Freebies & Features

Creating with the Experts
Carol Hopkins' passion for reproduction quilts and fabrics led her to create her own pattern company, Carol Hopkins Designs. We asked her to share some background on her favorite category, as well as practical tips for working with reproduction fabrics:

Tell us about the origins of the original quilts - where did the fabrics come from?

CH: Aside from appliqué quilts, most antique quilts are scrap quilts that use a variety of fabrics, primarily because women didn't have a local fabric store from which to select yardage of coordinating prints. Instead, they used leftover scraps from sewn garments, or actual pieces cut from clothing that was no longer wearable. "Making do" with such scraps contributed to the unpredictable use of color in old quilts, and ultimately to their charm.

It's evident from looking at many old quilts that the quilter kept adding patches or blocks to the quilt as more fabrics became available without regard to their overall color placement in the quilt, until it was of a usable bedcover size.
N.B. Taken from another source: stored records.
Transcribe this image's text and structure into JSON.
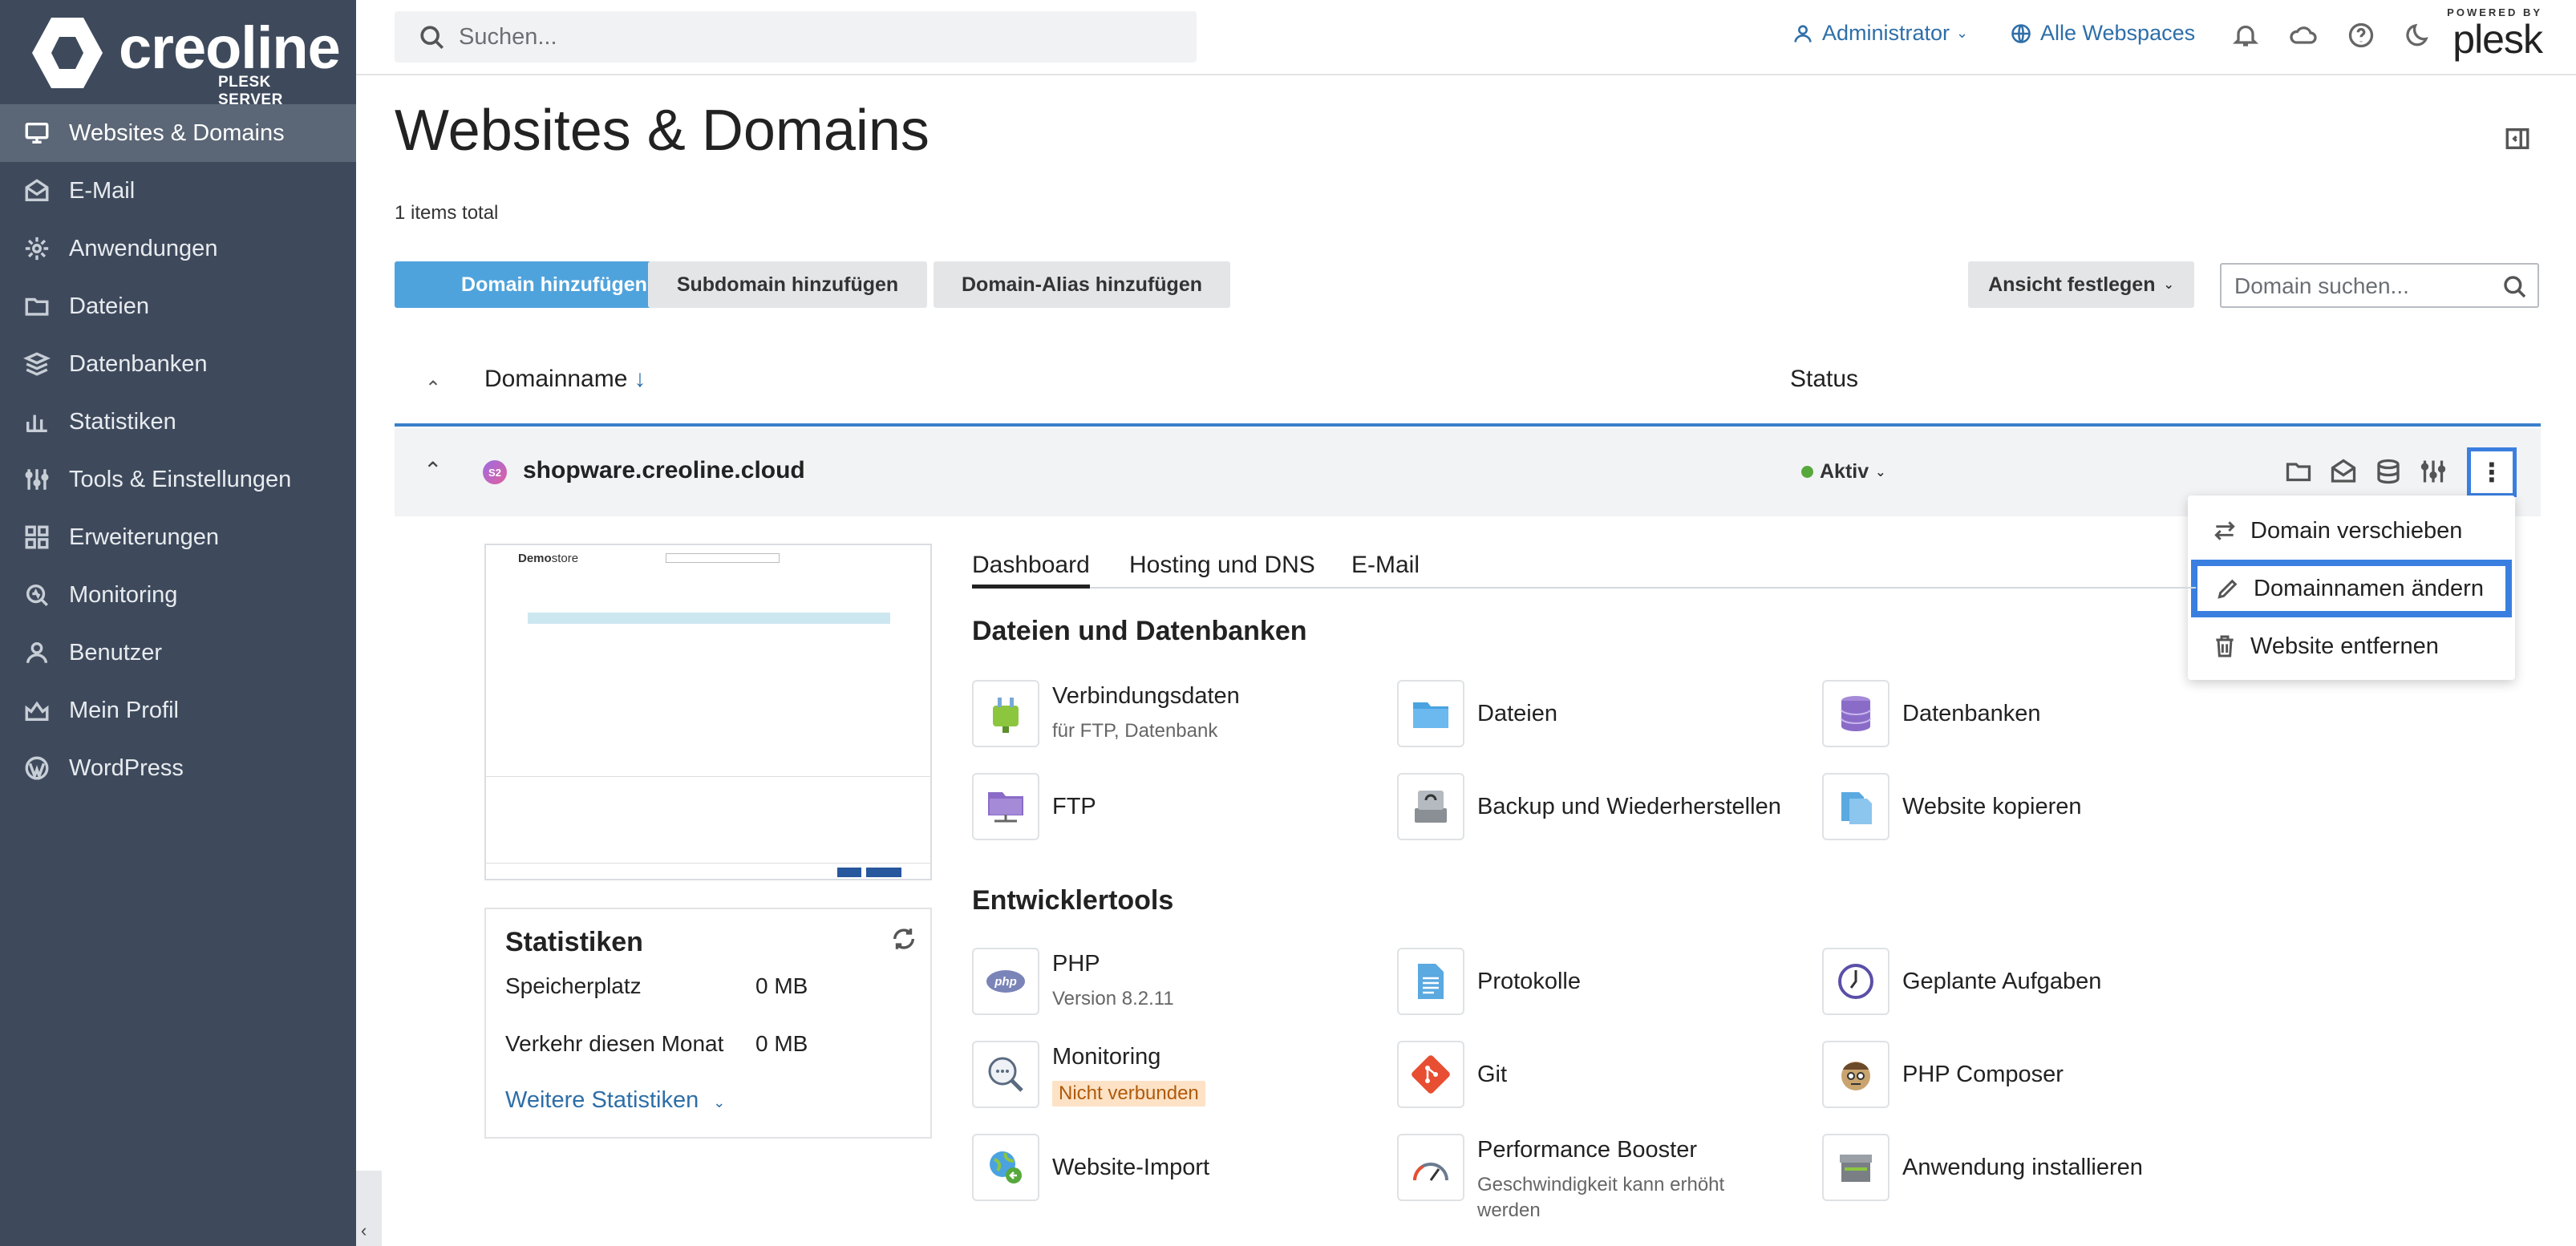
{
  "brand": {
    "name": "creoline",
    "sub": "PLESK SERVER",
    "powered": "POWERED BY",
    "plesk": "plesk"
  },
  "search": {
    "placeholder": "Suchen..."
  },
  "header": {
    "user": "Administrator",
    "webspaces": "Alle Webspaces"
  },
  "sidebar": {
    "items": [
      {
        "label": "Websites & Domains",
        "icon": "monitor-icon",
        "active": true
      },
      {
        "label": "E-Mail",
        "icon": "envelope-icon"
      },
      {
        "label": "Anwendungen",
        "icon": "gear-icon"
      },
      {
        "label": "Dateien",
        "icon": "folder-icon"
      },
      {
        "label": "Datenbanken",
        "icon": "database-icon"
      },
      {
        "label": "Statistiken",
        "icon": "bar-chart-icon"
      },
      {
        "label": "Tools & Einstellungen",
        "icon": "sliders-icon"
      },
      {
        "label": "Erweiterungen",
        "icon": "grid-icon"
      },
      {
        "label": "Monitoring",
        "icon": "monitor-search-icon"
      },
      {
        "label": "Benutzer",
        "icon": "user-icon"
      },
      {
        "label": "Mein Profil",
        "icon": "profile-icon"
      },
      {
        "label": "WordPress",
        "icon": "wordpress-icon"
      }
    ]
  },
  "page": {
    "title": "Websites & Domains",
    "items_total": "1 items total",
    "buttons": {
      "add_domain": "Domain hinzufügen",
      "add_subdomain": "Subdomain hinzufügen",
      "add_alias": "Domain-Alias hinzufügen",
      "view": "Ansicht festlegen"
    },
    "domain_search_placeholder": "Domain suchen..."
  },
  "table": {
    "col_name": "Domainname",
    "sort_indicator": "↓",
    "col_status": "Status",
    "row": {
      "domain": "shopware.creoline.cloud",
      "favicon": "S2",
      "status": "Aktiv",
      "status_color": "#57a83c"
    }
  },
  "menu": {
    "items": [
      {
        "label": "Domain verschieben",
        "icon": "arrows-swap-icon"
      },
      {
        "label": "Domainnamen ändern",
        "icon": "pencil-icon",
        "highlighted": true
      },
      {
        "label": "Website entfernen",
        "icon": "trash-icon"
      }
    ]
  },
  "preview": {
    "logo_bold": "Demo",
    "logo_rest": "store"
  },
  "stats": {
    "title": "Statistiken",
    "rows": [
      {
        "label": "Speicherplatz",
        "value": "0 MB"
      },
      {
        "label": "Verkehr diesen Monat",
        "value": "0 MB"
      }
    ],
    "more": "Weitere Statistiken"
  },
  "tabs": [
    "Dashboard",
    "Hosting und DNS",
    "E-Mail"
  ],
  "sections": {
    "files_title": "Dateien und Datenbanken",
    "dev_title": "Entwicklertools"
  },
  "tools": {
    "verbindungsdaten": {
      "name": "Verbindungsdaten",
      "sub": "für FTP, Datenbank"
    },
    "dateien": {
      "name": "Dateien"
    },
    "datenbanken": {
      "name": "Datenbanken"
    },
    "ftp": {
      "name": "FTP"
    },
    "backup": {
      "name": "Backup und Wiederherstellen"
    },
    "kopieren": {
      "name": "Website kopieren"
    },
    "php": {
      "name": "PHP",
      "sub": "Version 8.2.11"
    },
    "protokolle": {
      "name": "Protokolle"
    },
    "aufgaben": {
      "name": "Geplante Aufgaben"
    },
    "monitoring": {
      "name": "Monitoring",
      "badge": "Nicht verbunden"
    },
    "git": {
      "name": "Git"
    },
    "composer": {
      "name": "PHP Composer"
    },
    "import": {
      "name": "Website-Import"
    },
    "booster": {
      "name": "Performance Booster",
      "sub1": "Geschwindigkeit kann erhöht",
      "sub2": "werden"
    },
    "installieren": {
      "name": "Anwendung installieren"
    }
  },
  "colors": {
    "sidebar": "#3e4a5c",
    "active_nav": "#5b6676",
    "primary": "#4fa3dc",
    "link": "#2e6ea8",
    "highlight": "#3a7fe0"
  }
}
Men's clothing provided many of the stripes, plaids, checks, dots, and other geometric shapes, all of which contribute visual interest to quilts. Shirting prints as well as small prints with interesting background features like dots, squiggles, vines, and other textures also served as staples for men's shirts and women's dresses, and were the predominant fabrics used as backgrounds in pieced blocks and setting squares between blocks. While they may not be as "pretty" as other fabrics, fabrics that look like old clothing go a long way toward capturing the essence of old utility quilts.

How can we work with today's reproduction fabrics to achieve a similar look and feel?

CH: Reproductions of textiles found in quilts housed in museum collections are a good resource for creating old-looking quilts. In addition to reflecting authentic prints and colors of a particular historical era, these collections include a variety of scale, density, and texture characteristics that complement one another when used together in a quilt. Even though fabric manufacturers may print fabric lines in several colorways, they usually include one that documents the original colors in which the fabric was printed. While museum collections make wonderful scrap quilts, they often are more reminiscent of the fabrics that were available to wealthy women for their "fancy quilts" intended to showcase a woman's needlework skills rather than keep family members warm while they slept.

  • Once you've selected a pile of fabrics that look old, it's time to mix them together in a quilt. Start with several color families - perhaps brown, red, and blue. But rather than have them all "match"-all navy blue, or all light blue or all turquoise blue-or only orange reds, or dark reds, or pinkish reds-stretch your selections by adding other fabrics that are "sort of" blue or "sort of" red. They don't have to match and they don't have to be pretty - they need to be a bit unexpected. This is what begins to add interest to scrap quilts.
  • Next, consider the scale or size of the prints (notice I'm not including solids) and make sure you have a good variety of these. You want to keep the viewer's eyes roaming across the top of your quilt looking for interesting fabrics. This is where stripes, checks, plaids, dots and geometrics break the flow of all-over prints and liven things up with their unpredictable presence. Make the viewer think, "I wouldn't have thought of using that, but it's really interesting in this quilt!" A bit of pink or cheddar or "ugly" green-colored fabric can be included to evoke the same response.
  • When you've used wonderful prints and colors in interesting ways in your quilt top, it's time to decide how to finish the quilt. Many old quilts have no borders, probably due to the scarcity or availability of yardage needed and the emphasis on finishing a bedcover for immediate use. Other quilts use borders for the purpose of making a quilt larger or as a frame for the blocks. When selecting fabrics for borders, I tend to go in one of two directions: I either use a calm print (often brown) that blends well with the fabrics in the blocks but doesn't fight for attention with them, especially if they are a complex pattern, or I use a large print that includes many of the colors in the blocks, especially if the blocks are simple like 4-patches or 9-patches. But in almost all cases, I wait until I have completed the quilt top before auditioning and ultimately selecting fabrics for the border and then go with my instinct for what looks best. And finally, since borders on old quilts were very rarely mitered, I don't miter mine either-a bonus when I'm ready to finish the current quilt and move on to the next one!

Visit Carol Hopkins Designs online